During the vote in the House of Representatives, there was little disagreement on the issue: no fewer than 405 parliamentarians voted in favor, 11 politicians voted against.
More than a century ago, a genocide in the then Ottoman Empire, the precursor of today’s Turkey, killed hundreds of thousands of Armenians.
Turkey denies the genocide and speaks of a civil war in which several parties were involved. The country reacts furiously when countries proceed to recognize genocide. The House of Representatives also got the wind ahead when it did so at the beginning of last year.
The decision further increases tensions between the US and Turkey
There has been a tense atmosphere between the US and Turkey for some time. American parliamentarians have expressed their dissatisfaction with President Donald Trump’s course in Syria on several occasions.
Trump withdrew the US forces, making the Kurdish allies in northern Syria vulnerable to an attack from Turkey. The Turkish president Recep Tayyip Erdogan finally started the Turkish invasion two days later, to establish a “safe zone against terrorism”.
That was against the sore leg of his American counterpart, who had already threatened with sanctions if Turkey were to invade Syria. In the end, Trump canceled the economic measures against Turkey at the last minute, as the Turks and Kurds came to a permanent ceasefire.
About the author: Jeff Roper

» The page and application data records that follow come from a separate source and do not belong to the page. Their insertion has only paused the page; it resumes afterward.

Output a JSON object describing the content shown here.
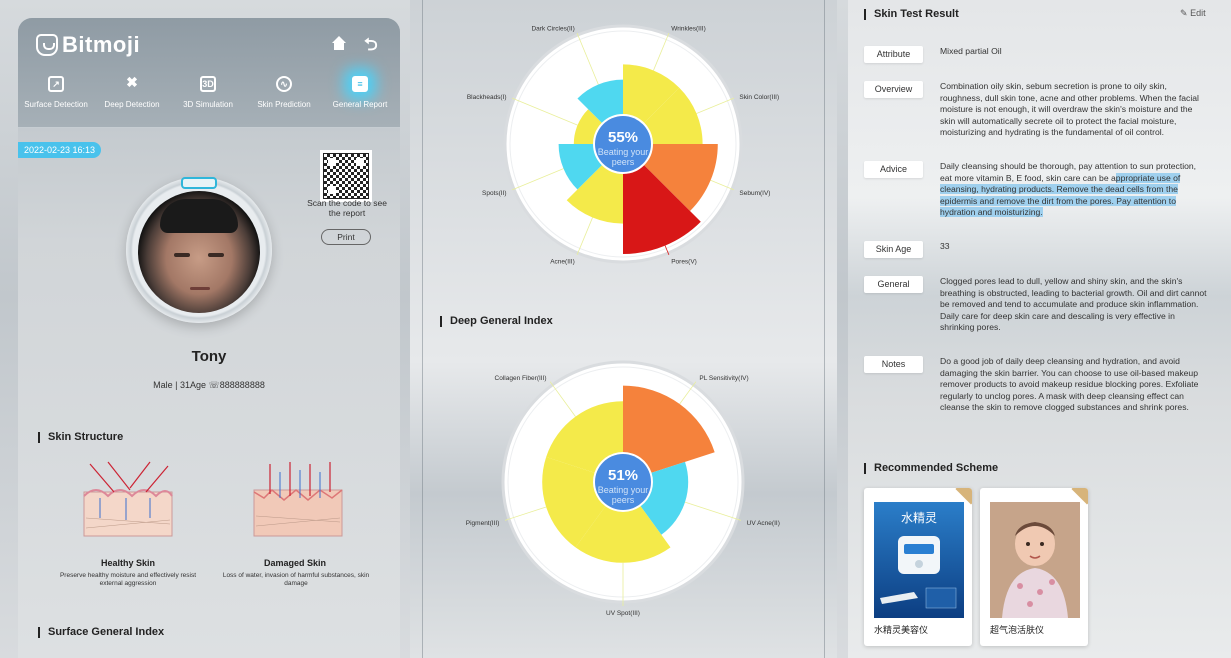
{
  "app": {
    "logo": "Bitmoji",
    "nav": [
      {
        "label": "Surface Detection",
        "icon": "surface-detection-icon"
      },
      {
        "label": "Deep Detection",
        "icon": "deep-detection-icon"
      },
      {
        "label": "3D Simulation",
        "icon": "3d-simulation-icon"
      },
      {
        "label": "Skin Prediction",
        "icon": "skin-prediction-icon"
      },
      {
        "label": "General Report",
        "icon": "general-report-icon",
        "active": true
      }
    ]
  },
  "profile": {
    "date": "2022-02-23 16:13",
    "scan_text": "Scan the code to see the report",
    "print_label": "Print",
    "name": "Tony",
    "info": "Male | 31Age ☏888888888"
  },
  "skin_structure": {
    "title": "Skin Structure",
    "healthy": {
      "label": "Healthy Skin",
      "desc": "Preserve healthy moisture and effectively resist external aggression"
    },
    "damaged": {
      "label": "Damaged Skin",
      "desc": "Loss of water, invasion of harmful substances, skin damage"
    }
  },
  "surface_general_index": {
    "title": "Surface General Index"
  },
  "chart_data": [
    {
      "type": "polar-bar",
      "center_value": "55%",
      "center_text": "Beating your peers",
      "categories": [
        "Wrinkles(III)",
        "Skin Color(III)",
        "Sebum(IV)",
        "Pores(V)",
        "Acne(III)",
        "Spots(II)",
        "Blackheads(I)",
        "Dark Circles(II)"
      ],
      "values": [
        3,
        3,
        4,
        5,
        3,
        2,
        1,
        2
      ],
      "max": 5,
      "colors": [
        "#f4ea4a",
        "#f4ea4a",
        "#f5823c",
        "#d81717",
        "#f4ea4a",
        "#4fd8f0",
        "#f4ea4a",
        "#4fd8f0"
      ]
    },
    {
      "type": "polar-bar",
      "title": "Deep General Index",
      "center_value": "51%",
      "center_text": "Beating your peers",
      "categories": [
        "PL Sensitivity(IV)",
        "UV Acne(II)",
        "UV Spot(III)",
        "Pigment(III)",
        "Collagen Fiber(III)"
      ],
      "values": [
        4,
        2,
        3,
        3,
        3
      ],
      "max": 5,
      "colors": [
        "#f5823c",
        "#4fd8f0",
        "#f4ea4a",
        "#f4ea4a",
        "#f4ea4a"
      ]
    }
  ],
  "report": {
    "title": "Skin Test Result",
    "edit_label": "Edit",
    "rows": [
      {
        "tag": "Attribute",
        "text": "Mixed partial Oil"
      },
      {
        "tag": "Overview",
        "text": "Combination oily skin, sebum secretion is prone to oily skin, roughness, dull skin tone, acne and other problems. When the facial moisture is not enough, it will overdraw the skin's moisture and the skin will automatically secrete oil to protect the facial moisture, moisturizing and hydrating is the fundamental of oil control."
      },
      {
        "tag": "Advice",
        "text_plain": "Daily cleansing should be thorough, pay attention to sun protection, eat more vitamin B, E food, skin care can be a",
        "text_highlight": "ppropriate use of cleansing, hydrating products. Remove the dead cells from the epidermis and remove the dirt from the pores. Pay attention to hydration and moisturizing."
      },
      {
        "tag": "Skin Age",
        "text": "33"
      },
      {
        "tag": "General",
        "text": "Clogged pores lead to dull, yellow and shiny skin, and the skin's breathing is obstructed, leading to bacterial growth. Oil and dirt cannot be removed and tend to accumulate and produce skin inflammation. Daily care for deep skin care and descaling is very effective in shrinking pores."
      },
      {
        "tag": "Notes",
        "text": "Do a good job of daily deep cleansing and hydration, and avoid damaging the skin barrier. You can choose to use oil-based makeup remover products to avoid makeup residue blocking pores. Exfoliate regularly to unclog pores. A mask with deep cleansing effect can cleanse the skin to remove clogged substances and shrink pores."
      }
    ]
  },
  "recommended": {
    "title": "Recommended Scheme",
    "products": [
      {
        "label": "水精灵美容仪",
        "image_text": "水精灵"
      },
      {
        "label": "超气泡活肤仪"
      }
    ]
  }
}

Jeff Roper has been teaching journalism for more than five years. A theorist who nevertheless took up some practice. He is fond of the history of journalism and journalism.